Looking at Bitcoin Volatility Over the Years
Since it was introduced in 2009, one of the biggest knocks against Bitcoin has been its lack of price stability. Bitcoin volatility has been a much-discussed topic over the past decade. Some believe that the price of Bitcoin is not stable enough to be used as a currency, while others believe that its price is becoming more stable with each passing day. To find the truth about Bitcoin volatility, you must take a look over […]
Since it was introduced in 2009, one of the biggest knocks against Bitcoin has been its lack of price stability. Bitcoin volatility has been a much-discussed topic over the past decade. Some believe that the price of Bitcoin is not stable enough to be used as a currency, while others believe that its price is becoming more stable with each passing day.
To find the truth about Bitcoin volatility, you must take a look over time at the price of this digital asset and how it’s changed over the years.
The Volatility Problem
Bitcoin supporters can tout the digital asset all they want, but if its price does not maintain price stability it will likely never become a globally used currency for daily purchases. Think about buying a cup of coffee. When you walk into any coffee shop you have a good idea of how much that coffee will cost. Not only that, but you know that when you walk back into that same coffee shop tomorrow or next week, its price won’t change. That’s because the fiat currency used to price the coffee is relatively stable, and doesn’t fluctuate much on a regular basis. If, for instance, the underlying currency fluctuates greatly each day, you might walk into the coffee shop to see that the coffee costs 25% more today than it did yesterday. This is why price-volatile currencies are not realistic for daily use.
In the early days of Bitcoin, there were no exchanges to facilitate trading, making it difficult to value the digital asset. It took several years before its price rose above $1, but by the end of 2012, its price was expanding exponentially. 2013 was the year Bitcoin saw its first explosion, initially heading above $100 and then upwards of $1,000.
Unfortunately, over the next few years, the price of Bitcoin crashed more than 70%, leading to a bear market that lasted until late-2015. However, as the Chinese Renminbi began depreciating, Bitcoin saw its price once again begin to skyrocket into the thousands. Then, in 2017, the latest Bitcoin bull run came into the picture, running the price up close to $20,000. But these prices wouldn’t be sustained. By the end of 2018, the price of Bitcoin dropped to below $4,000 before shooting up above $10,000 by June of the same year. But after a relatively calm 2019 came and went, 2020 became the year to watch.

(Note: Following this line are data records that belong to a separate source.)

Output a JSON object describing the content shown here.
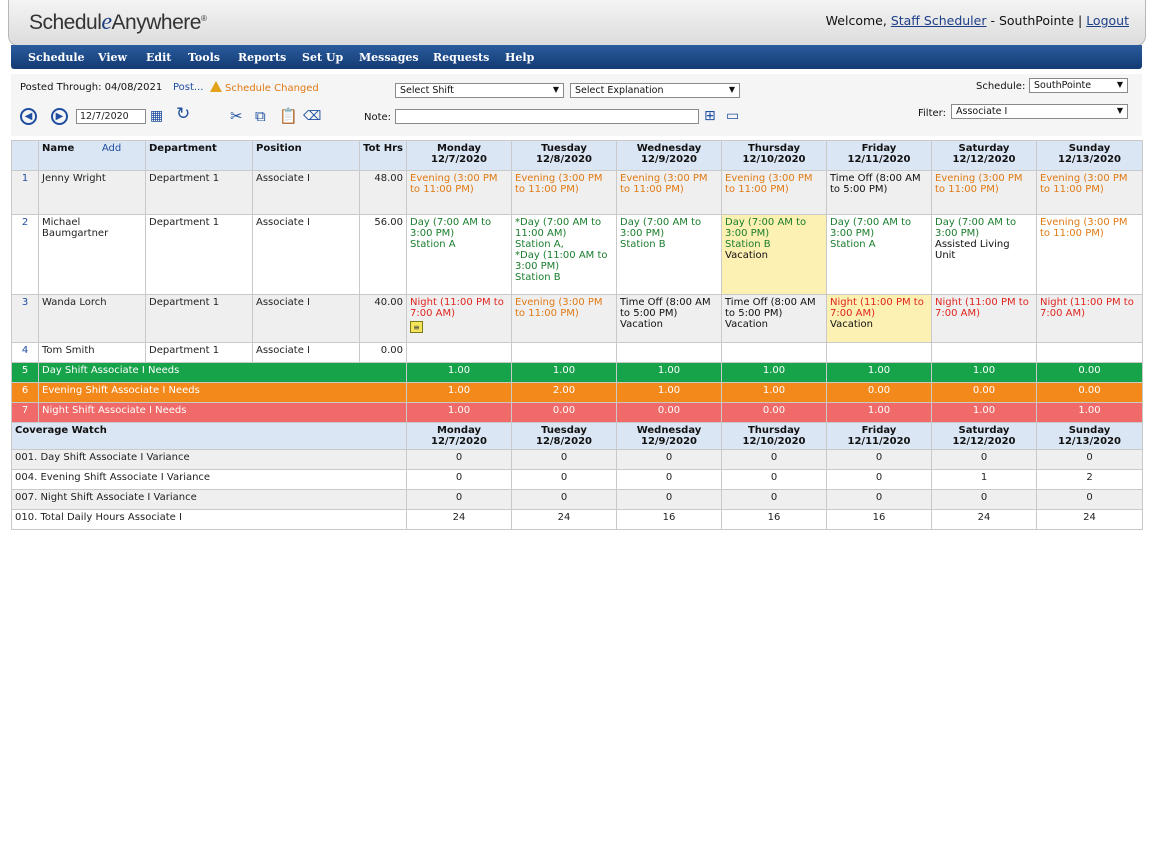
{
  "app": {
    "logo_left": "Schedul",
    "logo_e": "e",
    "logo_right": "Anywhere",
    "logo_reg": "®",
    "welcome": "Welcome,",
    "user": "Staff Scheduler",
    "separator": "- SouthPointe |",
    "logout": "Logout"
  },
  "menu": [
    "Schedule",
    "View",
    "Edit",
    "Tools",
    "Reports",
    "Set Up",
    "Messages",
    "Requests",
    "Help"
  ],
  "toolbar": {
    "posted_through": "Posted Through: 04/08/2021",
    "post_link": "Post...",
    "schedule_changed": "Schedule Changed",
    "select_shift": "Select Shift",
    "select_explanation": "Select Explanation",
    "schedule_label": "Schedule:",
    "schedule_value": "SouthPointe",
    "filter_label": "Filter:",
    "filter_value": "Associate I",
    "date_value": "12/7/2020",
    "note_label": "Note:",
    "note_value": ""
  },
  "grid": {
    "headers": {
      "name": "Name",
      "add": "Add",
      "department": "Department",
      "position": "Position",
      "tot_hrs": "Tot Hrs"
    },
    "days": [
      {
        "day": "Monday",
        "date": "12/7/2020"
      },
      {
        "day": "Tuesday",
        "date": "12/8/2020"
      },
      {
        "day": "Wednesday",
        "date": "12/9/2020"
      },
      {
        "day": "Thursday",
        "date": "12/10/2020"
      },
      {
        "day": "Friday",
        "date": "12/11/2020"
      },
      {
        "day": "Saturday",
        "date": "12/12/2020"
      },
      {
        "day": "Sunday",
        "date": "12/13/2020"
      }
    ],
    "employees": [
      {
        "num": "1",
        "name": "Jenny Wright",
        "department": "Department 1",
        "position": "Associate I",
        "hours": "48.00",
        "shifts": [
          {
            "type": "even",
            "lines": [
              "Evening (3:00 PM to 11:00 PM)"
            ]
          },
          {
            "type": "even",
            "lines": [
              "Evening (3:00 PM to 11:00 PM)"
            ]
          },
          {
            "type": "even",
            "lines": [
              "Evening (3:00 PM to 11:00 PM)"
            ]
          },
          {
            "type": "even",
            "lines": [
              "Evening (3:00 PM to 11:00 PM)"
            ]
          },
          {
            "type": "off",
            "lines": [
              "Time Off (8:00 AM to 5:00 PM)"
            ]
          },
          {
            "type": "even",
            "lines": [
              "Evening (3:00 PM to 11:00 PM)"
            ]
          },
          {
            "type": "even",
            "lines": [
              "Evening (3:00 PM to 11:00 PM)"
            ]
          }
        ]
      },
      {
        "num": "2",
        "name": "Michael Baumgartner",
        "department": "Department 1",
        "position": "Associate I",
        "hours": "56.00",
        "shifts": [
          {
            "type": "day",
            "lines": [
              "Day (7:00 AM to 3:00 PM)",
              "Station A"
            ]
          },
          {
            "type": "day",
            "lines": [
              "*Day (7:00 AM to 11:00 AM)",
              "Station A,",
              "*Day (11:00 AM to 3:00 PM)",
              "Station B"
            ]
          },
          {
            "type": "day",
            "lines": [
              "Day (7:00 AM to 3:00 PM)",
              "Station B"
            ]
          },
          {
            "type": "day",
            "vac": true,
            "lines": [
              "Day (7:00 AM to 3:00 PM)",
              "Station B"
            ],
            "extra": "Vacation"
          },
          {
            "type": "day",
            "lines": [
              "Day (7:00 AM to 3:00 PM)",
              "Station A"
            ]
          },
          {
            "type": "day",
            "lines": [
              "Day (7:00 AM to 3:00 PM)"
            ],
            "extra": "Assisted Living Unit"
          },
          {
            "type": "even",
            "lines": [
              "Evening (3:00 PM to 11:00 PM)"
            ]
          }
        ]
      },
      {
        "num": "3",
        "name": "Wanda Lorch",
        "department": "Department 1",
        "position": "Associate I",
        "hours": "40.00",
        "shifts": [
          {
            "type": "night",
            "lines": [
              "Night (11:00 PM to 7:00 AM)"
            ],
            "note": true
          },
          {
            "type": "even",
            "lines": [
              "Evening (3:00 PM to 11:00 PM)"
            ]
          },
          {
            "type": "off",
            "lines": [
              "Time Off (8:00 AM to 5:00 PM)"
            ],
            "extra": "Vacation"
          },
          {
            "type": "off",
            "lines": [
              "Time Off (8:00 AM to 5:00 PM)"
            ],
            "extra": "Vacation"
          },
          {
            "type": "night",
            "vac": true,
            "lines": [
              "Night (11:00 PM to 7:00 AM)"
            ],
            "extra": "Vacation"
          },
          {
            "type": "night",
            "lines": [
              "Night (11:00 PM to 7:00 AM)"
            ]
          },
          {
            "type": "night",
            "lines": [
              "Night (11:00 PM to 7:00 AM)"
            ]
          }
        ]
      },
      {
        "num": "4",
        "name": "Tom Smith",
        "department": "Department 1",
        "position": "Associate I",
        "hours": "0.00",
        "shifts": [
          {
            "type": "off",
            "lines": []
          },
          {
            "type": "off",
            "lines": []
          },
          {
            "type": "off",
            "lines": []
          },
          {
            "type": "off",
            "lines": []
          },
          {
            "type": "off",
            "lines": []
          },
          {
            "type": "off",
            "lines": []
          },
          {
            "type": "off",
            "lines": []
          }
        ]
      }
    ],
    "needs": [
      {
        "num": "5",
        "label": "Day Shift Associate I Needs",
        "cls": "need-day",
        "values": [
          "1.00",
          "1.00",
          "1.00",
          "1.00",
          "1.00",
          "1.00",
          "0.00"
        ]
      },
      {
        "num": "6",
        "label": "Evening Shift Associate I Needs",
        "cls": "need-even",
        "values": [
          "1.00",
          "2.00",
          "1.00",
          "1.00",
          "0.00",
          "0.00",
          "0.00"
        ]
      },
      {
        "num": "7",
        "label": "Night Shift Associate I Needs",
        "cls": "need-night",
        "values": [
          "1.00",
          "0.00",
          "0.00",
          "0.00",
          "1.00",
          "1.00",
          "1.00"
        ]
      }
    ],
    "coverage_title": "Coverage Watch",
    "coverage": [
      {
        "label": "001. Day Shift Associate I Variance",
        "values": [
          "0",
          "0",
          "0",
          "0",
          "0",
          "0",
          "0"
        ]
      },
      {
        "label": "004. Evening Shift Associate I Variance",
        "values": [
          "0",
          "0",
          "0",
          "0",
          "0",
          "1",
          "2"
        ]
      },
      {
        "label": "007. Night Shift Associate I Variance",
        "values": [
          "0",
          "0",
          "0",
          "0",
          "0",
          "0",
          "0"
        ]
      },
      {
        "label": "010. Total Daily Hours Associate I",
        "values": [
          "24",
          "24",
          "16",
          "16",
          "16",
          "24",
          "24"
        ]
      }
    ]
  }
}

As you can see, historically Bitcoin has seen its fair share of price swings. Yet, over the years, these swings have lessened, and changes in price haven’t been as extreme. As you can see, the volatility spikes in Bitcoin were most extreme in 2011, with subsequent spikes in volatility lessening over time. This points to an asset that is becoming more and more price stable.
Volatility in 2020
In March 2020 Bitcoin surged back above $10,000, making investors happy, but leading many to believe that the volatility problem was rearing its head once again. Yet, this was short-lived, and Bitcoin price volatility quickly headed lower in May before bottoming out in August. In fact, the volatility of Bitcoin has leveled-out so much that it now is a more stable asset than oil, emerging market currencies, and even the US real estate market.
This is an important milestone for an asset that has consistently been viewed as extremely risky and volatile. In fact, when examining the risk-adjusted returns of Bitcoin compared to other assets, it appears the cryptocurrency provides even more stability than its counterparts.
It’s true that the volatility of Bitcoin is still greatly higher than traditional fiat currencies. But that doesn’t mean that progress over the years hasn’t been made. In fact, Bitcoin’s volatility is at its lowest point in years, showing signs of progress.